Author: Mike Hollow
Publisher: Lion Fiction
My rating is 5 out of 5 stars.
It is the fall of 1940 and the city of London is experiencing the bombing blitz from German air strikes practically every night. Residents are seeking cover in their Anderson shelters or subway tunnels. There are volunteers on night watch to look for fires and such to report to officials and wardens to search for violators of curfew and other regulations. One such warden is heading out to get information for a superior about a bombing when she passes a home with a bright light shining out a window without any blackout material. This is against regulations, so she knocks on the door to tell the person to put out the light or cover the window. She gets no answer. It is against regulations for her to break in, but firemen can do so. She snags a fireman from a nearby bomb site, one who had been combating a fire started by an explosion, and takes him to the home. He breaks the door in and they discover the body of a young woman who has been strangled.
Inspector John Jago and his partner Detective Peter Cradock arrive around 3 a.m. to start their day and their investigation. With tireless determination, they question person after person and walk to place after place to run down clues. The victim’s husband is currently listed as missing at the front, and the victim had recently moved out of her mother-in-law’s home and into a place by herself. They learn from most that the young woman was sweet and gentle. However, Jago wonders if that is really the case as she was keeping a big secret from everyone. Is she really the sweet woman some say, or is she secretly involved in something darker? Jago also learns of a burglary at the victim’s place of employment. Are the two crimes related?

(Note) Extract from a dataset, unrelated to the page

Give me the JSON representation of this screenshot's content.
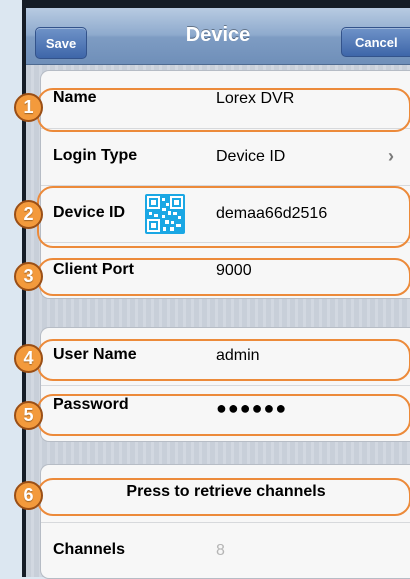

This is one of my favorite series filled with excellent writing and characters that are becoming like family. Inspector Jago is beginning to open up more about his feelings for the American journalist, Dorothy. His young partner, Peter Cradock, is beginning to develop his own style of investigating, but Jago continues to mentor and guide him. Jago is definitely still the leader of the two. The detailed and vivid descriptions of West Ham and London as well as the surrounding areas during 1940 put me right in the story. It was as if I could see the devastation and feel the grief and sadness myself. I just read book four in the series and I’m dreading having to wait a whole year before book five is released in March 2019! If you are a mystery lover, then this is one series you will want to read and put on your “keeper” shelf!